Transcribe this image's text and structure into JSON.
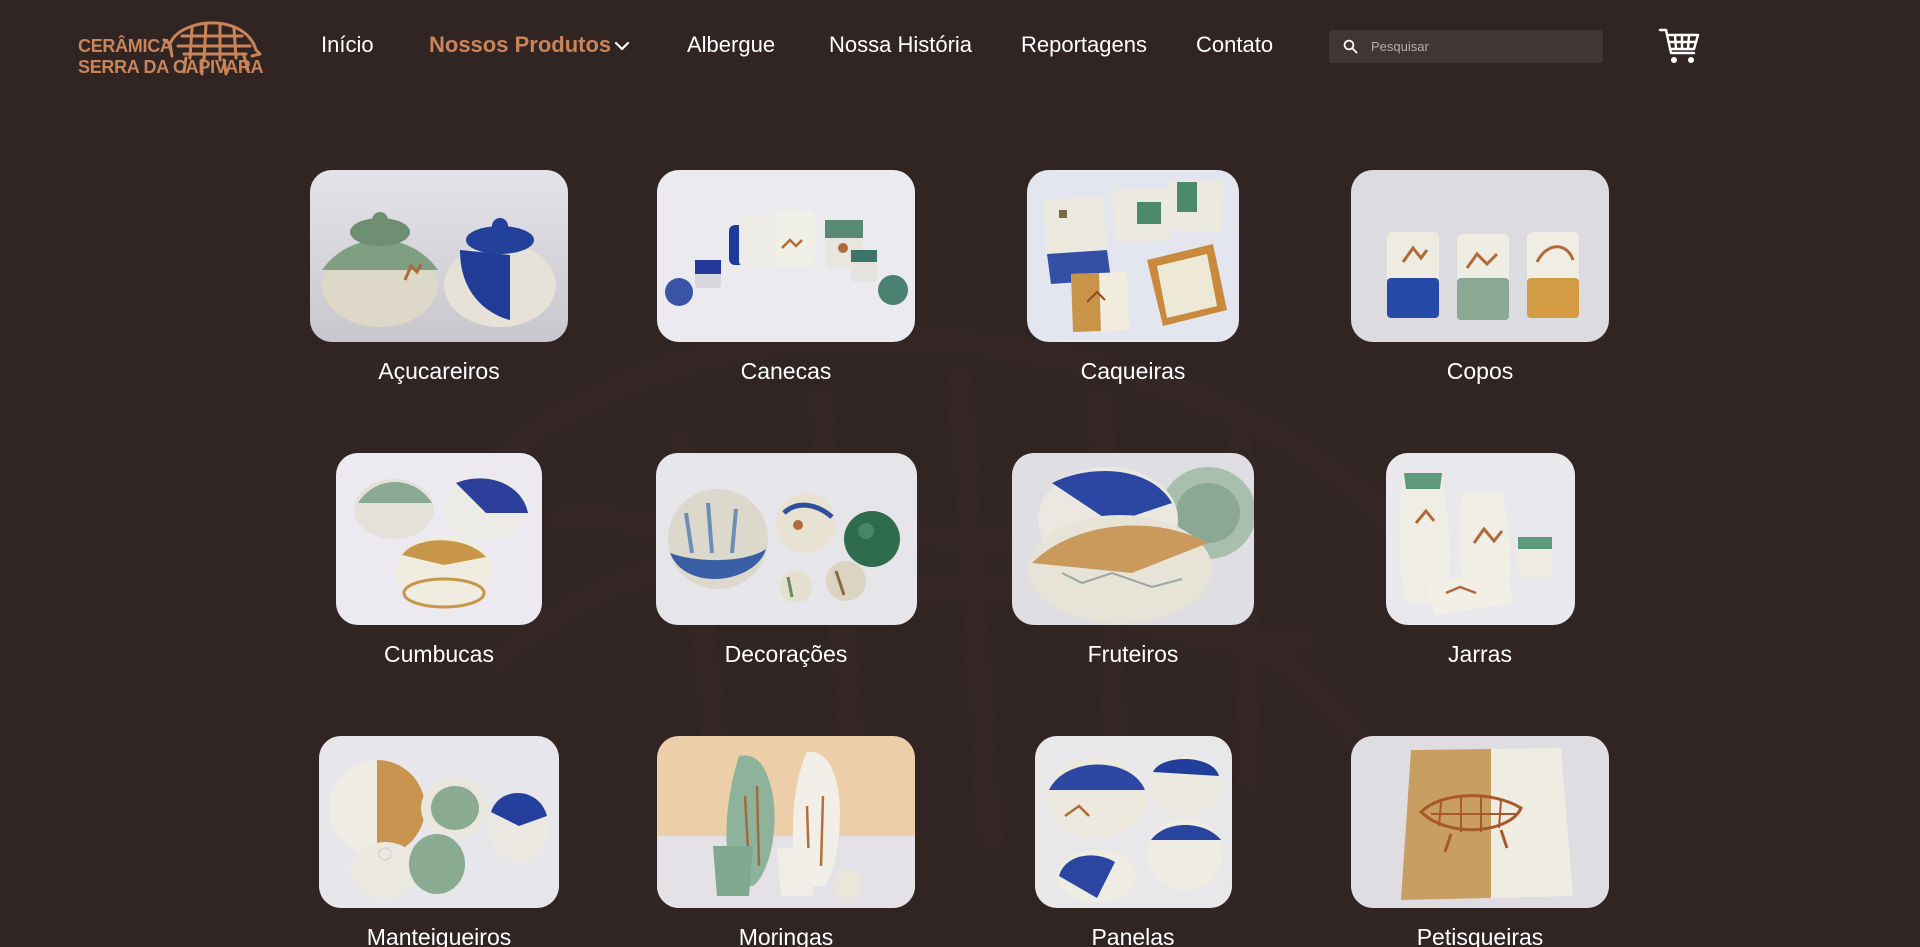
{
  "brand": {
    "line1": "CERÂMICA",
    "line2": "SERRA DA CAPIVARA",
    "color": "#c9845a"
  },
  "nav": {
    "items": [
      {
        "label": "Início"
      },
      {
        "label": "Nossos Produtos"
      },
      {
        "label": "Albergue"
      },
      {
        "label": "Nossa História"
      },
      {
        "label": "Reportagens"
      },
      {
        "label": "Contato"
      }
    ],
    "active": "Nossos Produtos",
    "dropdown_icon": "chevron-down-icon"
  },
  "search": {
    "placeholder": "Pesquisar",
    "icon": "search-icon"
  },
  "cart": {
    "icon": "shopping-cart-icon"
  },
  "colors": {
    "background": "#312524",
    "accent": "#c9845a",
    "search_bg": "#423634"
  },
  "products": [
    {
      "label": "Açucareiros"
    },
    {
      "label": "Canecas"
    },
    {
      "label": "Caqueiras"
    },
    {
      "label": "Copos"
    },
    {
      "label": "Cumbucas"
    },
    {
      "label": "Decorações"
    },
    {
      "label": "Fruteiros"
    },
    {
      "label": "Jarras"
    },
    {
      "label": "Manteigueiros"
    },
    {
      "label": "Moringas"
    },
    {
      "label": "Panelas"
    },
    {
      "label": "Petisqueiras"
    }
  ]
}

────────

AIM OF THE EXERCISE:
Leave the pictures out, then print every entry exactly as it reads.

WRITTEN SOLUTION:
Transcribe this image's text and structure into JSON.
{
  "brand": {
    "line1": "CERÂMICA",
    "line2": "SERRA DA CAPIVARA",
    "color": "#c9845a"
  },
  "nav": {
    "items": [
      {
        "label": "Início"
      },
      {
        "label": "Nossos Produtos"
      },
      {
        "label": "Albergue"
      },
      {
        "label": "Nossa História"
      },
      {
        "label": "Reportagens"
      },
      {
        "label": "Contato"
      }
    ],
    "active": "Nossos Produtos",
    "dropdown_icon": "chevron-down-icon"
  },
  "search": {
    "placeholder": "Pesquisar",
    "icon": "search-icon"
  },
  "cart": {
    "icon": "shopping-cart-icon"
  },
  "colors": {
    "background": "#312524",
    "accent": "#c9845a",
    "search_bg": "#423634"
  },
  "products": [
    {
      "label": "Açucareiros"
    },
    {
      "label": "Canecas"
    },
    {
      "label": "Caqueiras"
    },
    {
      "label": "Copos"
    },
    {
      "label": "Cumbucas"
    },
    {
      "label": "Decorações"
    },
    {
      "label": "Fruteiros"
    },
    {
      "label": "Jarras"
    },
    {
      "label": "Manteigueiros"
    },
    {
      "label": "Moringas"
    },
    {
      "label": "Panelas"
    },
    {
      "label": "Petisqueiras"
    }
  ]
}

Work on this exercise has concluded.